My reaction to this is that it makes memorizing geographical knowledge less important, and paper maps obsolete, but it won’t kill Geography as a valuable skill to have in many jobs. Those maps will have to be maintained, and geographical skill will become more valuable for certain jobs.
32) Chuck Norris’s reputation
The absurdly heroic boasts on Chuck Norris Facts may be affectionate, but will anyone take him seriously again?
Really? Does not belong on this list. Here’s an Internet meme for you, caps: DOES NOT BELONG ON THIS LIST. Probably the only reason you know about “Chuck Norris Facts” is the Internet itself. Confess up. Is this another snotty-nosed understated British swipe? Maybe you really just don’t like his Christianity and conservatism.
33) Pencil cricket
An old-fashioned schoolboy diversion swept away by the Stick Cricketbehemoth
Ho-hum. Another vestige of the fading British Empire. Never heard of it till I read your list. Cricket is for former British colonies, too. Except for the US. (See me shrug)
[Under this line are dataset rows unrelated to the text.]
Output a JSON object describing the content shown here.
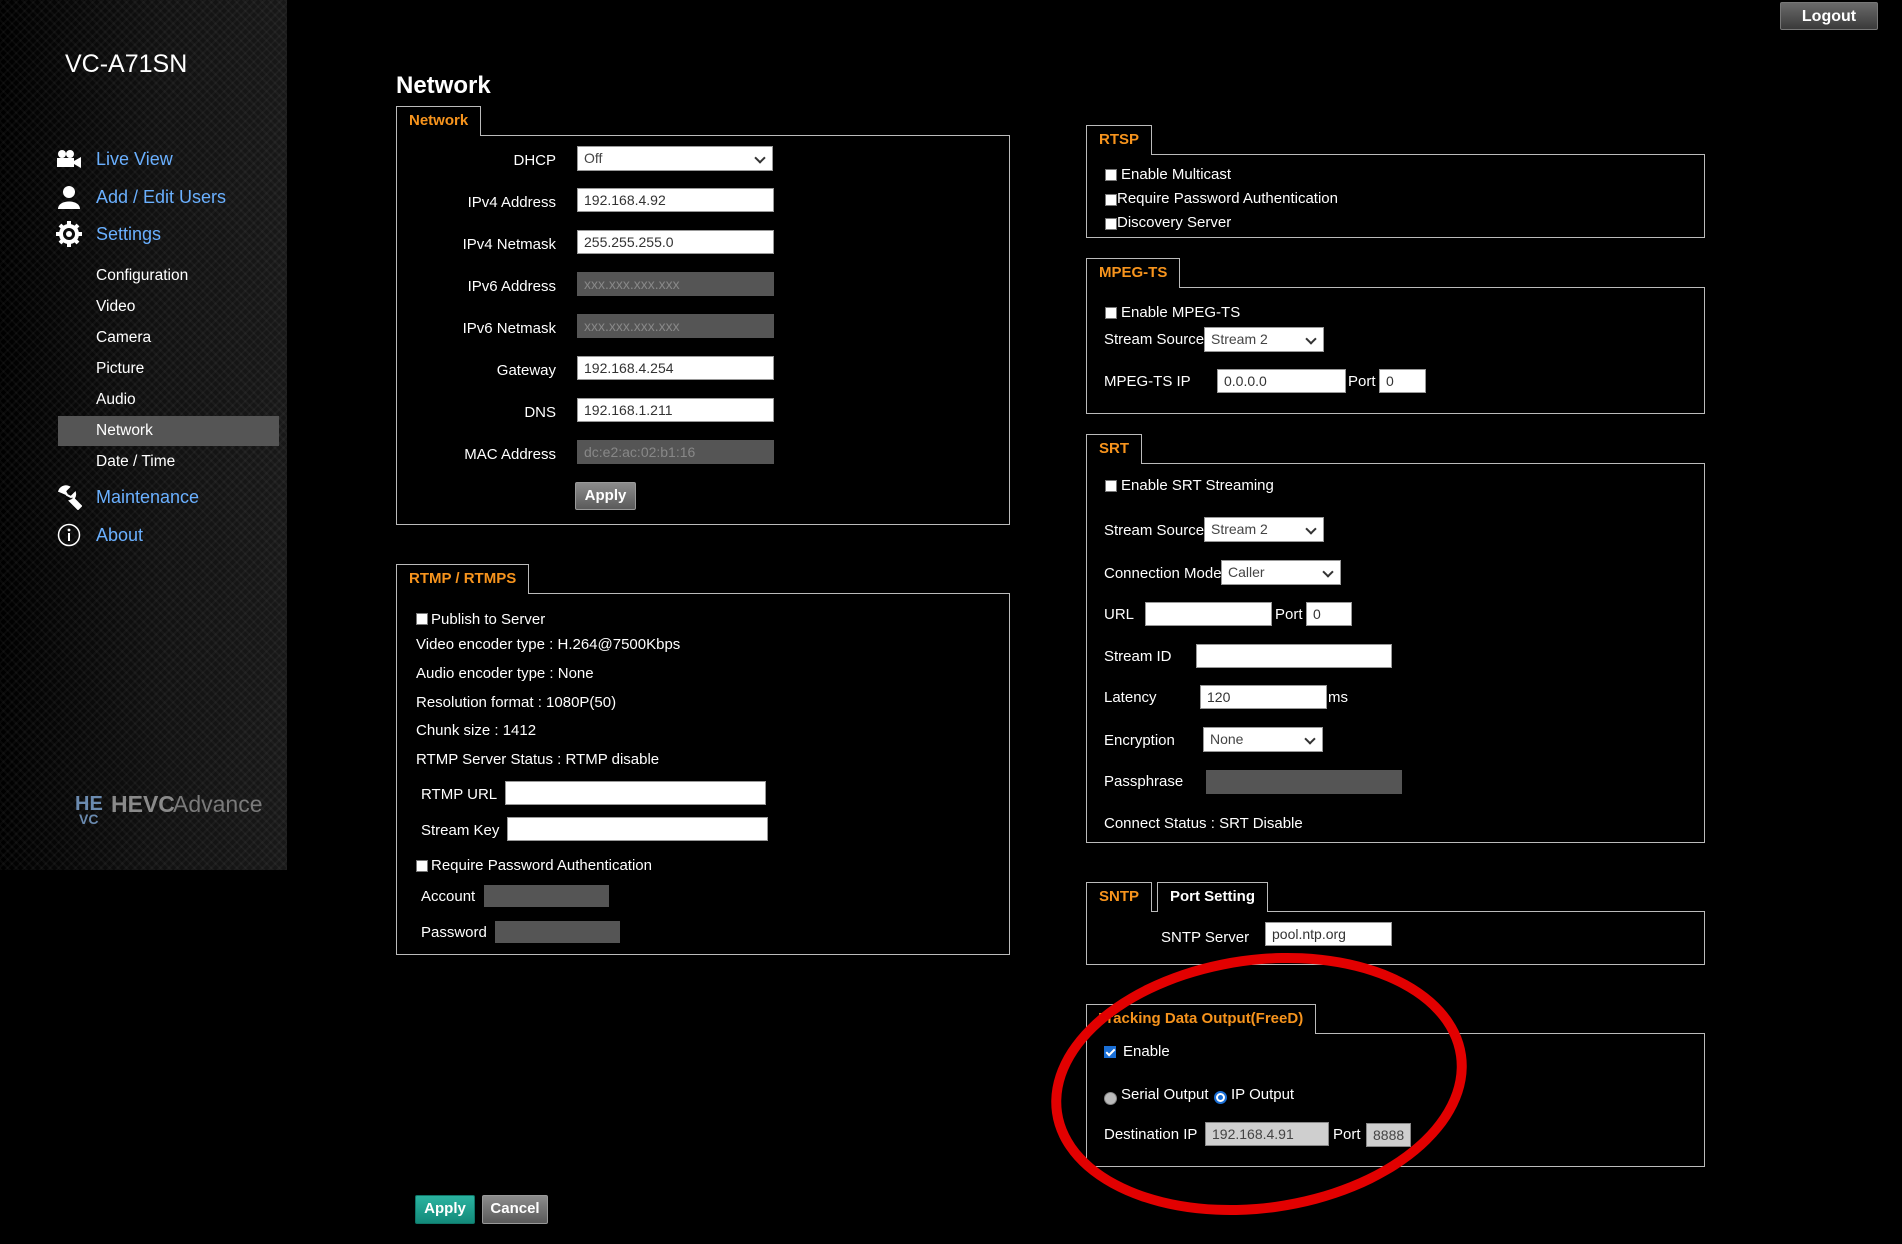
{
  "header": {
    "logout_label": "Logout",
    "device_name": "VC-A71SN"
  },
  "sidebar": {
    "main_items": [
      {
        "label": "Live View",
        "icon": "camera-icon"
      },
      {
        "label": "Add / Edit Users",
        "icon": "user-icon"
      },
      {
        "label": "Settings",
        "icon": "gear-icon"
      },
      {
        "label": "Maintenance",
        "icon": "wrench-icon"
      },
      {
        "label": "About",
        "icon": "info-icon"
      }
    ],
    "sub_items": [
      "Configuration",
      "Video",
      "Camera",
      "Picture",
      "Audio",
      "Network",
      "Date / Time"
    ],
    "active_sub_item": "Network",
    "logo_text": "HEVCAdvance"
  },
  "page": {
    "title": "Network"
  },
  "network": {
    "tab_label": "Network",
    "dhcp_label": "DHCP",
    "dhcp_value": "Off",
    "ipv4_address_label": "IPv4 Address",
    "ipv4_address": "192.168.4.92",
    "ipv4_netmask_label": "IPv4 Netmask",
    "ipv4_netmask": "255.255.255.0",
    "ipv6_address_label": "IPv6 Address",
    "ipv6_address": "xxx.xxx.xxx.xxx",
    "ipv6_netmask_label": "IPv6 Netmask",
    "ipv6_netmask": "xxx.xxx.xxx.xxx",
    "gateway_label": "Gateway",
    "gateway": "192.168.4.254",
    "dns_label": "DNS",
    "dns": "192.168.1.211",
    "mac_label": "MAC Address",
    "mac": "dc:e2:ac:02:b1:16",
    "apply_label": "Apply"
  },
  "rtmp": {
    "tab_label": "RTMP / RTMPS",
    "publish_label": "Publish to Server",
    "video_encoder": "Video encoder type : H.264@7500Kbps",
    "audio_encoder": "Audio encoder type : None",
    "resolution": "Resolution format : 1080P(50)",
    "chunk_size": "Chunk size : 1412",
    "server_status": "RTMP Server Status : RTMP disable",
    "url_label": "RTMP URL",
    "url_value": "",
    "stream_key_label": "Stream Key",
    "stream_key_value": "",
    "require_password_label": "Require Password Authentication",
    "account_label": "Account",
    "password_label": "Password"
  },
  "rtsp": {
    "tab_label": "RTSP",
    "enable_multicast_label": "Enable Multicast",
    "require_password_label": "Require Password Authentication",
    "discovery_server_label": "Discovery Server"
  },
  "mpegts": {
    "tab_label": "MPEG-TS",
    "enable_label": "Enable MPEG-TS",
    "stream_source_label": "Stream Source",
    "stream_source_value": "Stream 2",
    "ip_label": "MPEG-TS IP",
    "ip_value": "0.0.0.0",
    "port_label": "Port",
    "port_value": "0"
  },
  "srt": {
    "tab_label": "SRT",
    "enable_label": "Enable SRT Streaming",
    "stream_source_label": "Stream Source",
    "stream_source_value": "Stream 2",
    "connection_mode_label": "Connection Mode",
    "connection_mode_value": "Caller",
    "url_label": "URL",
    "url_value": "",
    "port_label": "Port",
    "port_value": "0",
    "stream_id_label": "Stream ID",
    "stream_id_value": "",
    "latency_label": "Latency",
    "latency_value": "120",
    "latency_unit": "ms",
    "encryption_label": "Encryption",
    "encryption_value": "None",
    "passphrase_label": "Passphrase",
    "connect_status": "Connect Status : SRT Disable"
  },
  "sntp": {
    "tab_label": "SNTP",
    "port_setting_tab_label": "Port Setting",
    "server_label": "SNTP Server",
    "server_value": "pool.ntp.org"
  },
  "freed": {
    "tab_label": "Tracking Data Output(FreeD)",
    "enable_label": "Enable",
    "enabled": true,
    "serial_output_label": "Serial Output",
    "ip_output_label": "IP Output",
    "selected_output": "IP Output",
    "destination_ip_label": "Destination IP",
    "destination_ip_value": "192.168.4.91",
    "port_label": "Port",
    "port_value": "8888"
  },
  "footer": {
    "apply_label": "Apply",
    "cancel_label": "Cancel"
  },
  "colors": {
    "accent_orange": "#f7941d",
    "nav_blue": "#6ab0ff",
    "apply_teal": "#1a9e8c",
    "annotation_red": "#e20000"
  }
}
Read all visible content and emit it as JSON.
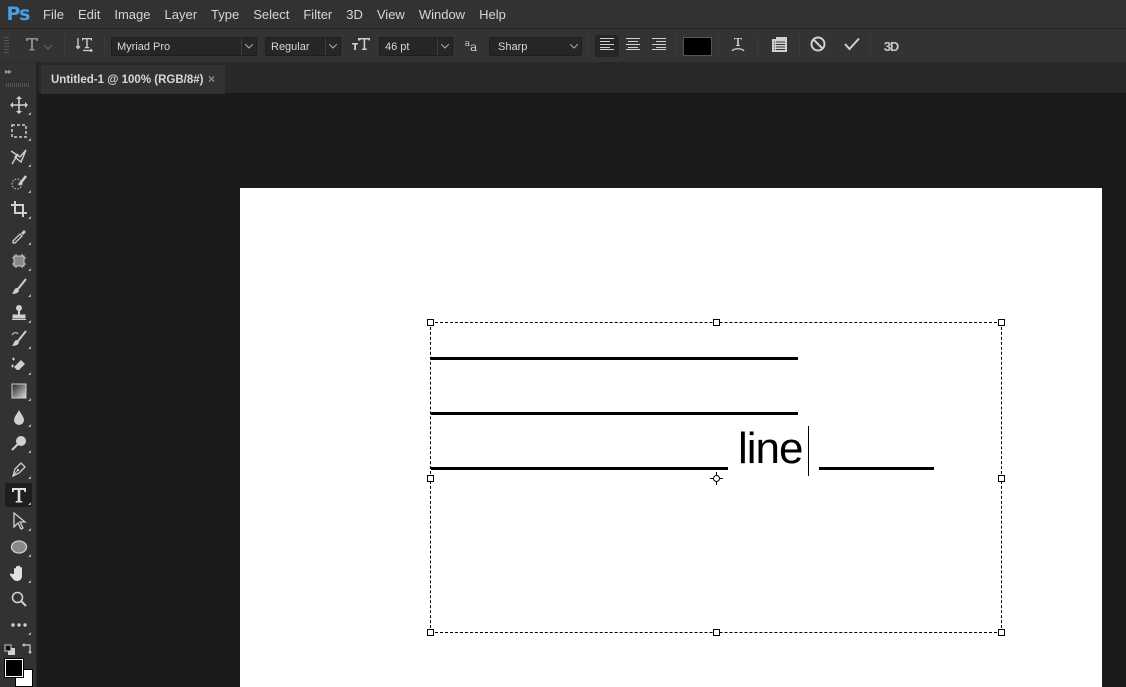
{
  "app": {
    "logo": "Ps",
    "menu": [
      "File",
      "Edit",
      "Image",
      "Layer",
      "Type",
      "Select",
      "Filter",
      "3D",
      "View",
      "Window",
      "Help"
    ]
  },
  "options_bar": {
    "tool_preset_icon": "type-tool-icon",
    "orientation_toggle_icon": "text-orientation-icon",
    "font_family": "Myriad Pro",
    "font_style": "Regular",
    "font_size_icon": "font-size-icon",
    "font_size": "46 pt",
    "antialias_icon": "antialias-icon",
    "antialias": "Sharp",
    "align": [
      "left",
      "center",
      "right"
    ],
    "align_active": "left",
    "text_color": "#000000",
    "warp_icon": "warp-text-icon",
    "panels_icon": "character-paragraph-panels-icon",
    "cancel_icon": "cancel-icon",
    "commit_icon": "commit-checkmark-icon",
    "threed_label": "3D"
  },
  "document_tab": {
    "title": "Untitled-1 @ 100% (RGB/8#)",
    "close": "×"
  },
  "toolbox": {
    "collapse": "▸▸",
    "tools": [
      "move-tool",
      "rectangular-marquee-tool",
      "polygonal-lasso-tool",
      "quick-selection-tool",
      "crop-tool",
      "eyedropper-tool",
      "frame-tool",
      "brush-tool",
      "clone-stamp-tool",
      "history-brush-tool",
      "eraser-tool",
      "gradient-tool",
      "blur-tool",
      "dodge-tool",
      "pen-tool",
      "type-tool",
      "path-selection-tool",
      "ellipse-tool",
      "hand-tool",
      "zoom-tool",
      "edit-toolbar"
    ],
    "active_tool": "type-tool",
    "foreground_color": "#000000",
    "background_color": "#ffffff"
  },
  "canvas": {
    "background": "#ffffff",
    "text_layer": {
      "line1": "_____________________",
      "line2": "_____________________",
      "line3_prefix": "_________________",
      "typed_word": "line",
      "line3_suffix": "______"
    }
  }
}
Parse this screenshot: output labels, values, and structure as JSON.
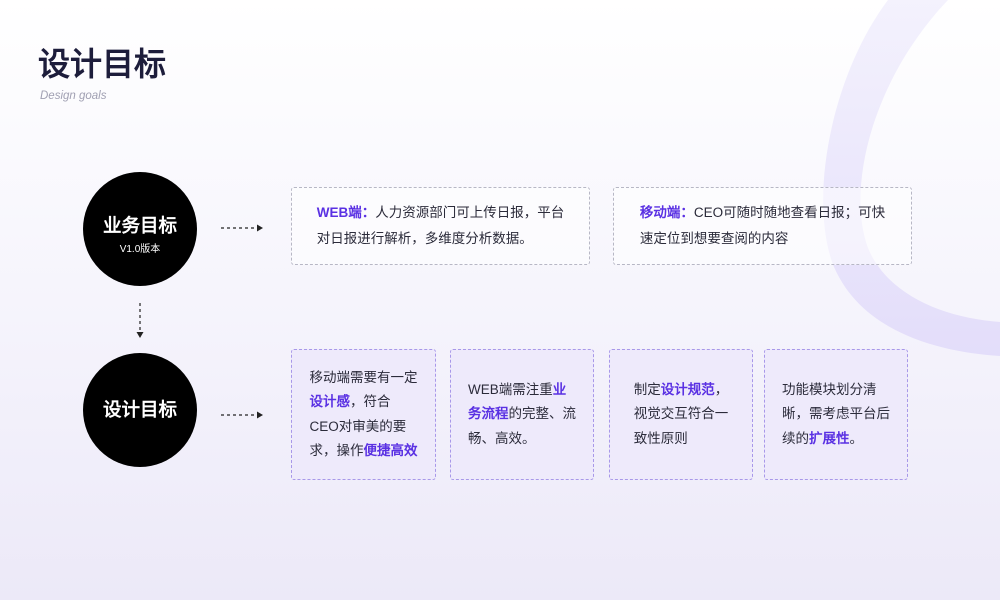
{
  "theme": {
    "accent": "#5a31e3",
    "title_color": "#1d1d3b",
    "stage_fill": "#000000",
    "stage_text": "#ffffff"
  },
  "header": {
    "title": "设计目标",
    "subtitle": "Design goals"
  },
  "stages": [
    {
      "title": "业务目标",
      "version": "V1.0版本"
    },
    {
      "title": "设计目标"
    }
  ],
  "business_goals": [
    {
      "lines": [
        [
          {
            "text": "WEB端：",
            "emphasis": true
          },
          {
            "text": "人力资源部门可上传日报，平台"
          }
        ],
        [
          {
            "text": "对日报进行解析，多维度分析数据。"
          }
        ]
      ]
    },
    {
      "lines": [
        [
          {
            "text": "移动端：",
            "emphasis": true
          },
          {
            "text": "CEO可随时随地查看日报；可快"
          }
        ],
        [
          {
            "text": "速定位到想要查阅的内容"
          }
        ]
      ]
    }
  ],
  "design_goals": [
    {
      "lines": [
        [
          {
            "text": "移动端需要有一定"
          }
        ],
        [
          {
            "text": "设计感",
            "emphasis": true
          },
          {
            "text": "，符合"
          }
        ],
        [
          {
            "text": "CEO对审美的要"
          }
        ],
        [
          {
            "text": "求，操作"
          },
          {
            "text": "便捷高效",
            "emphasis": true
          }
        ]
      ]
    },
    {
      "lines": [
        [
          {
            "text": "WEB端需注重"
          },
          {
            "text": "业",
            "emphasis": true
          }
        ],
        [
          {
            "text": "务流程",
            "emphasis": true
          },
          {
            "text": "的完整、流"
          }
        ],
        [
          {
            "text": "畅、高效。"
          }
        ]
      ]
    },
    {
      "lines": [
        [
          {
            "text": "制定"
          },
          {
            "text": "设计规范",
            "emphasis": true
          },
          {
            "text": "，"
          }
        ],
        [
          {
            "text": "视觉交互符合一"
          }
        ],
        [
          {
            "text": "致性原则"
          }
        ]
      ]
    },
    {
      "lines": [
        [
          {
            "text": "功能模块划分清"
          }
        ],
        [
          {
            "text": "晰，需考虑平台后"
          }
        ],
        [
          {
            "text": "续的"
          },
          {
            "text": "扩展性",
            "emphasis": true
          },
          {
            "text": "。"
          }
        ]
      ]
    }
  ]
}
34) Mainstream media
The Seattle Post-Intelligencer and Rocky Mountain News in the US have already folded, and the UK’s Observer may follow. Free news and the migration of advertising to the web threaten the basic business models of almost all media organisations.
There’s another thing that accelerates that death. The Internet has freed up information from the government-media complex. It has exposed the controlled editorial line of Government Approved Media. We freethinking minds have been better able to connect. Good riddance. The Internet is the best fact-checker and baloney-checker we have, and I don’t mean gatekeeper sites like Snopes, which was created by a Bill Clinton donor.
Thanks to the Internet we see reporters exposing political corruption with an amplified voice, like Glenn Greenwald and Ben Swann. Like http://www.lewrockwell.com and http://www.ronpaulchannel.com.
38) Viktor Yanukovych
The Orange Revolution in Ukraine was organised by a cabal of students and young activists who exploited the power of the web to mobilise resistance against the old regime, and sweep Viktor Yushchenko to power.
This item was another personal bias showing. (More like the days of international intervention in the shadows is over. The Internet shines a light on international subversion).
The days of foreign meddling in the dark is what is dying. The chasing out of Yanukovych was more along the lines of “The Empire Strikes Back”. Your description of the so-called “Orange Revolution” is a misnomer. The Internet has facilitated exposing that as a cover story. The Old Guard did exploit the “power of the web”, but even before Yanukovich had to flee, we had what we might call “The Web Strikes Back”.
The world has been able to “listen in” to the conversation between Assistant Secretary of State Victoria Nuland and the US ambassador to Ukraine where they talked about who they would make the president in Ukraine. Russia’s machinations are not completely covert anymore, either, but they’re “lying low” for now.
The world can also see the difference between the treatment of Yanukovich and how they rejoiced at a violent overthrow of the elected president, and another episode in 2009. Contrast the way the Old Establishment Media treated the constitutional removal of the “elected” president om Honduras (who admitted his campaign committed fraud in an interview) Manuel Zelaya, who began issuing unconstitutional orders in his last year, promoting lifetime re-election of the presidency, organizing a phony “referendum” then “survey” to consolidate power, violating laws passed by Congress and acting like court orders did not apply to him.
46) Staggered product/film releases
Companies are becoming increasingly draconian in their anti-piracy measure, but are finally beginning to appreciate that forcing British consumers to wait six months to hand over their money is not a smart business plan.
Much more than that. All the market manipulations enforced by political boundaries are melting. The Centralization power cliques are trying to subsume nations under a global NWO but the cross-border tendencies are subverting that.